But I will share with you what I think I did right, and you can do it, too.
1. Give up the Desire to be perfect
After the birth of my third kid, I quit rearranging 50 stuffed animals on top of neatly made beds every morning.
I realized keeping a spotless house could not take the place of rocking a sleepy baby or playing with a restless 4-year-old.
I found out that the enemy was against me and that as soon as I cleaned up the house, it would be disorganized chaos again. That no matter how hard I tried and how much effort I put forth there would always be laundry to fold, dishes to wash, and knick knacks to clean.
I could work myself into a frenzy and be frustrated every day of my life, or I could relax, enjoy my family, and finish what I could (the rest would still be there tomorrow).
And I realized that the enemy was really me and my perfectionist, unrealistic goals.
2. Actively listen
My 6th grader couldn’t tell a story without it being extensively detailed and long, and “little miss distractable couldn’t talk without saying “and um…” every other sentence.
But I hung in there. I’m not going to say it wasn’t painful, but I always had the scoop on what happened with her day.
She’s now married and expecting her first child, still shares with me highlights of her day, and I’m one of the first to know when anything important pops up.
Another thing I did was listen to the full story before interrupting my kids.
It’s important, no matter how strongly you may feel, to hear them out on a subject.
If you cut them off, they will shut you out. Fact.
Listen first to the full story, then gently but firmly give the advice (or correction) they need.
Sometimes you may need to wait and pray a few days.
3. Study your children
Every child has a bent, a talent – tendencies toward something positive.
My parents set a great example by recognizing this in me – my love of piano and the desire to learn to play.
They invested hard earned money for years of lessons and piano books, attended all my recitals, and made me practice even when I didn’t want to.
This taught me a valuable lesson: discipline. It carried over into the other areas of my life, including child rearing and setting goals for my children.
My son and middle daughter are now talented musicians who serve with their instruments in church each week, enjoy playing with each other and friends just for fun, and teach lessons to young ones who now look to them as positive examples.
4. Pick your battles
Every parent goes through a period where at least one of their children is a bit difficult, and each child usually has at least one challenging stage of life.
This is where great wisdom and self-control must be at the forefront.
Decide whether it’s just a preference – something that gets on your nerves but is perhaps not worth the battle (possibly a personality conflict because you see your own weaknesses in that child), or if it’s really an issue that needs corrected.

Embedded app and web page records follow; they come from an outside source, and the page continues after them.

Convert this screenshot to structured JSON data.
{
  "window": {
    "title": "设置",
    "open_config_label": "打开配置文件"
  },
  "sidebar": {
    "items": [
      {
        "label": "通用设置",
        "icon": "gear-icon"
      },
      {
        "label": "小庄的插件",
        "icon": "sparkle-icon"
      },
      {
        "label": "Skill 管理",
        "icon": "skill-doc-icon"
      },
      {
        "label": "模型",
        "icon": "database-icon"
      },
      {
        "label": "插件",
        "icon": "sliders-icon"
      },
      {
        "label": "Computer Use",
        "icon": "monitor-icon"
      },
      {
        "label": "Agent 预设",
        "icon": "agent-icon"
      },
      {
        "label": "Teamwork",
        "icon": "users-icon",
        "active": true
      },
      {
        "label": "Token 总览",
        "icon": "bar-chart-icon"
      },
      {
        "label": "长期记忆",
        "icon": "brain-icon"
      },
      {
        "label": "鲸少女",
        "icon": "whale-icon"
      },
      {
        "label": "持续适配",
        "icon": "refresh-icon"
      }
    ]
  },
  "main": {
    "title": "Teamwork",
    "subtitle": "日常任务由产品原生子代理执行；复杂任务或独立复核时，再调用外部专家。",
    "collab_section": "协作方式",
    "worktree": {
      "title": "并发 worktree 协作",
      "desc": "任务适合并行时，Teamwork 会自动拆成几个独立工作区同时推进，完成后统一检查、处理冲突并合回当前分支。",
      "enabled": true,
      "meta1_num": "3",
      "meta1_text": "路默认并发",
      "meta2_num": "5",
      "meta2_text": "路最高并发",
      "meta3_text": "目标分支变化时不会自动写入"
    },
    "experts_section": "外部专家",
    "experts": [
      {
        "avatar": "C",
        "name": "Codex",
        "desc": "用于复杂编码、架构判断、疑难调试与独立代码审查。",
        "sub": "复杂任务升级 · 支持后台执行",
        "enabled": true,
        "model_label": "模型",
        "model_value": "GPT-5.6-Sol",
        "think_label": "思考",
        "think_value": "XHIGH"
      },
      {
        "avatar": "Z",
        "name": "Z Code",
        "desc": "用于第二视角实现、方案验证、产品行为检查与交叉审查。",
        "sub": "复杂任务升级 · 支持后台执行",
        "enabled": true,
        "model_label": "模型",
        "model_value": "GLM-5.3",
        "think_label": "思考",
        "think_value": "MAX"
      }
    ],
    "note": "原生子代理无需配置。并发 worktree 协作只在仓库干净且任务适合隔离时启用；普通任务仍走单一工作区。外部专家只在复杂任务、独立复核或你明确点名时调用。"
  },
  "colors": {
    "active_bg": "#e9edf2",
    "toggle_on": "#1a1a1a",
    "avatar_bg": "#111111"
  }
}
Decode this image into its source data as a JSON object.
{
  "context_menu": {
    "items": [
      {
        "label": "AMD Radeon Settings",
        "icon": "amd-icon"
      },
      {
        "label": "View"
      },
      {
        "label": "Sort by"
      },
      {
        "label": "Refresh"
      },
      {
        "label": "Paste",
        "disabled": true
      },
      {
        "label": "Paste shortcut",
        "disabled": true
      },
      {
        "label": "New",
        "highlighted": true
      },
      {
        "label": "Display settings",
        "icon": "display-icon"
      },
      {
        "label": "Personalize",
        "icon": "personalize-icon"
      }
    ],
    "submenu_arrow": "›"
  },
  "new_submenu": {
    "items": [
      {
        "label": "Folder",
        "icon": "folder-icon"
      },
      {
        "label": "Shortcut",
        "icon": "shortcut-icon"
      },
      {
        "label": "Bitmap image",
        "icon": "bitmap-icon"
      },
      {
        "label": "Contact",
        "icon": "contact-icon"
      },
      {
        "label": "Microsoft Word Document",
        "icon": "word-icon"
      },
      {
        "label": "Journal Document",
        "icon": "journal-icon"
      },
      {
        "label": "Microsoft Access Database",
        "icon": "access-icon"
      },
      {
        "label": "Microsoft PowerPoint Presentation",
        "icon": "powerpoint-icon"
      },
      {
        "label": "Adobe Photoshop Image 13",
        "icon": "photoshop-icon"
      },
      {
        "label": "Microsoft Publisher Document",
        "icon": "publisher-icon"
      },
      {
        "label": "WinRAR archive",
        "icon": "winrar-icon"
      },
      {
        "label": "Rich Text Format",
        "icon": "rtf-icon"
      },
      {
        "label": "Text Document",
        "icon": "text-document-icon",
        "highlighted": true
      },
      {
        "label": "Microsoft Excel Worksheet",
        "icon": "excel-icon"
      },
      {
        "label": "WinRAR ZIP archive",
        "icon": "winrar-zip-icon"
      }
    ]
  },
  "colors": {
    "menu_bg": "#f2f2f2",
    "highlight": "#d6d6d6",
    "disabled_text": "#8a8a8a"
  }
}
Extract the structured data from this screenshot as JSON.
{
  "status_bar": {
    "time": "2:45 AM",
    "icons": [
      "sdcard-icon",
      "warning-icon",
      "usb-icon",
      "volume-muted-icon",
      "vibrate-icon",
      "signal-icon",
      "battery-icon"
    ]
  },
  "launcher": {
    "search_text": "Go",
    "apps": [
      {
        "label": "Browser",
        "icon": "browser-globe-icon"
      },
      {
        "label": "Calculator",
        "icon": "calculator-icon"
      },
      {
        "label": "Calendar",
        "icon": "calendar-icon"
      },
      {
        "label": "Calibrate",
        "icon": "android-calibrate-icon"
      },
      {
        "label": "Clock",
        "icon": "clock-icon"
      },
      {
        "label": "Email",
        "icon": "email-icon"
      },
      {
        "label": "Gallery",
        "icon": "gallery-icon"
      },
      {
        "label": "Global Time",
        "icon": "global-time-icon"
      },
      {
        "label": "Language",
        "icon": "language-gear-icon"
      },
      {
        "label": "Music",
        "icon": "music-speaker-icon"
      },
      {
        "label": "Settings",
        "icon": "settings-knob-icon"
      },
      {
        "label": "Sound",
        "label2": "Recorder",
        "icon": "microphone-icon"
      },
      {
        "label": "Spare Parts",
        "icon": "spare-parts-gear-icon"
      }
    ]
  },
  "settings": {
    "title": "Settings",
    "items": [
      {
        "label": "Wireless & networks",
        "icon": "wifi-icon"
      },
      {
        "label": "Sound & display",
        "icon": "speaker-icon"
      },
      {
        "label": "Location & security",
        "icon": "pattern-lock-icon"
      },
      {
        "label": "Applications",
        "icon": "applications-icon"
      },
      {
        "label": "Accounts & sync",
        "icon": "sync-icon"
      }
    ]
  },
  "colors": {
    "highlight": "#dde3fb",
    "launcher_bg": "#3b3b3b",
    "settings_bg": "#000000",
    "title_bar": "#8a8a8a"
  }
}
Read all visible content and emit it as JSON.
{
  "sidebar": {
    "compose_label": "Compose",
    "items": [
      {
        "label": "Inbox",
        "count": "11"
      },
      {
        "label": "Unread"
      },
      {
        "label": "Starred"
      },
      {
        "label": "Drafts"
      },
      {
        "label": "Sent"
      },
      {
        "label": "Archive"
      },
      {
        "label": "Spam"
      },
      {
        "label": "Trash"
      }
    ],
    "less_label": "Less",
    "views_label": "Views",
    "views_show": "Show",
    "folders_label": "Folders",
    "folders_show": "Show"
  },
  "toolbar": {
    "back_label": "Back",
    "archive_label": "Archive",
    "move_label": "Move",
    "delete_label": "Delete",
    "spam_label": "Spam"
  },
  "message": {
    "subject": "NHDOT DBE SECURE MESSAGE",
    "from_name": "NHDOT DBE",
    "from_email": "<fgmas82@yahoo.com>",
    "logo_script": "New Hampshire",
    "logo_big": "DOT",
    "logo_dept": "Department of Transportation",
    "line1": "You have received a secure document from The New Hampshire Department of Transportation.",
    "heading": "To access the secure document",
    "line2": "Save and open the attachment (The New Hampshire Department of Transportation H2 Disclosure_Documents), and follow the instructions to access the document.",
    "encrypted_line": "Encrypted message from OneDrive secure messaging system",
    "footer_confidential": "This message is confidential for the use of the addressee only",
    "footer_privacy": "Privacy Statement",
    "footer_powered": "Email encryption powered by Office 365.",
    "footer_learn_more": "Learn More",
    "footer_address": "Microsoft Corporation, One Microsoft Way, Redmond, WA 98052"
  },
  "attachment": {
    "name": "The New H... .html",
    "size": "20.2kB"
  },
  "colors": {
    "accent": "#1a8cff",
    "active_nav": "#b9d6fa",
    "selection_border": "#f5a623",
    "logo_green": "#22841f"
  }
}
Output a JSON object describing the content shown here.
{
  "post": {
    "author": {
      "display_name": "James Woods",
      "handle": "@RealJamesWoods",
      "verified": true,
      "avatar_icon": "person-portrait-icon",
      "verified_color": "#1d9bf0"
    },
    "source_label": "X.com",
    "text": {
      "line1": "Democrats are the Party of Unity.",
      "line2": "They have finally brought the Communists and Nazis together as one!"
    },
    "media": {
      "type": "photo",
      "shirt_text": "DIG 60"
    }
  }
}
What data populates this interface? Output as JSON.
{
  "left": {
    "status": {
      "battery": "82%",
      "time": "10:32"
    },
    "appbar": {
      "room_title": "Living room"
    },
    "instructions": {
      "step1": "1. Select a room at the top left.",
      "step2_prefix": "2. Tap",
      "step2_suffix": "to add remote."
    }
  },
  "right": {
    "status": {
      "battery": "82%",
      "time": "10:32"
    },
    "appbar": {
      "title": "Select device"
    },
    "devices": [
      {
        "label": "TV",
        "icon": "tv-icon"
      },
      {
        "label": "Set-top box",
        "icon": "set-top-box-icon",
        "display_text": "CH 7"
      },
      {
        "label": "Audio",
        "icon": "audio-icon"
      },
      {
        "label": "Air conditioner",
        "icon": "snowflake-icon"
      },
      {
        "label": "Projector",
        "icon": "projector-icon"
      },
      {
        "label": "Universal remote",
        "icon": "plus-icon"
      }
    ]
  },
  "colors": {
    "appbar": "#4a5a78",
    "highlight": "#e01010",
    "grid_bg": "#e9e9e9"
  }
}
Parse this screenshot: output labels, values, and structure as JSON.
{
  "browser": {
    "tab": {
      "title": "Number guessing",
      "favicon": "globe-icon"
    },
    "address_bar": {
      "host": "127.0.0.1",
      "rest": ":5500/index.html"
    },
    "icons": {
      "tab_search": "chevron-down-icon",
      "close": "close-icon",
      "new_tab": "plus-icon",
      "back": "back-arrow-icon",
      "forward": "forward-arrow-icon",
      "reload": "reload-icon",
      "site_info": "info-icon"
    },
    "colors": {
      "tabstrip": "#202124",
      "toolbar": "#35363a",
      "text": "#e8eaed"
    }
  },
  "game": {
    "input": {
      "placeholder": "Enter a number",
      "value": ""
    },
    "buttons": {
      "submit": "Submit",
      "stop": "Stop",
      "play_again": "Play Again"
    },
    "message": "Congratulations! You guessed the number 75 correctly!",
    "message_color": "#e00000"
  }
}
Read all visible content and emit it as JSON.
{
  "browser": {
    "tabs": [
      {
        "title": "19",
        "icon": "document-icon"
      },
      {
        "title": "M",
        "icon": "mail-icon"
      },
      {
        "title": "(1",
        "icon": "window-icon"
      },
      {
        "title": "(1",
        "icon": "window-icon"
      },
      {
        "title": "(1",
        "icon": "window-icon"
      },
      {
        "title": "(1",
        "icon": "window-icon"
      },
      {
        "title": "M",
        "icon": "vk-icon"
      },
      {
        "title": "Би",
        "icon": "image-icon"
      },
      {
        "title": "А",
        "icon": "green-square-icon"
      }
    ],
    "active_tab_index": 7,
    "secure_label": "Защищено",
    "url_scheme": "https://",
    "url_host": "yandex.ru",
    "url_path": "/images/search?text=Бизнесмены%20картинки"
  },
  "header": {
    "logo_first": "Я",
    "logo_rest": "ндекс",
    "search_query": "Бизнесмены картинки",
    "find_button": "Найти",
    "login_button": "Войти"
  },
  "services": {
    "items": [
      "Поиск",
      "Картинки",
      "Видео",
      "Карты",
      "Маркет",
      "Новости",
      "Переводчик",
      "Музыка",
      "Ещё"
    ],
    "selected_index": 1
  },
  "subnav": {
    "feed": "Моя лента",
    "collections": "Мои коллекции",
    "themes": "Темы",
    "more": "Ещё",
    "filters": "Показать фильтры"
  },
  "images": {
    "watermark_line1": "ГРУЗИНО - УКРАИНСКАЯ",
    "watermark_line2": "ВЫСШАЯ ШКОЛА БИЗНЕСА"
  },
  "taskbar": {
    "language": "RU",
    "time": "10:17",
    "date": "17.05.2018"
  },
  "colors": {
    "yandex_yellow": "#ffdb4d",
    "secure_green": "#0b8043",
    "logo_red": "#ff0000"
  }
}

This may come up continually during the day, weekly, or monthly, depending on the child and the stage. It’s a mind game, and I suggest staying on your knees for guidance! I sure did!
How the perfect mom myth plays out
Let’s revisit that perfect size 4 mother and her family.
Let me say right now that I do not believe every family that appears this way has major problems.
But a wise mother once told me that I’d better look deeper if I thought people like that had it all.
And she was right, as I have observed down through the years.
Sometimes that mama is hurting far deeper than anyone realizes and she is coping the only way she knows best.
Broken marriages, failed commitments, and dysfunctional families are sometimes the result.
Don’t ever think that anyone is immune to hurt or pain, just because they look like they have it all together, and don’t be jealous or shy away from her.
More likely than not, she needs a friend as badly as you do. She has her own set of problems just like everyone else.
We mothers need to get off our pedestals and extend grace to one another, and sometimes the person that needs the most grace is that mama you see in the mirror.
And if you’re honest, you’ll admit to having Albert Einstein hair some mornings too!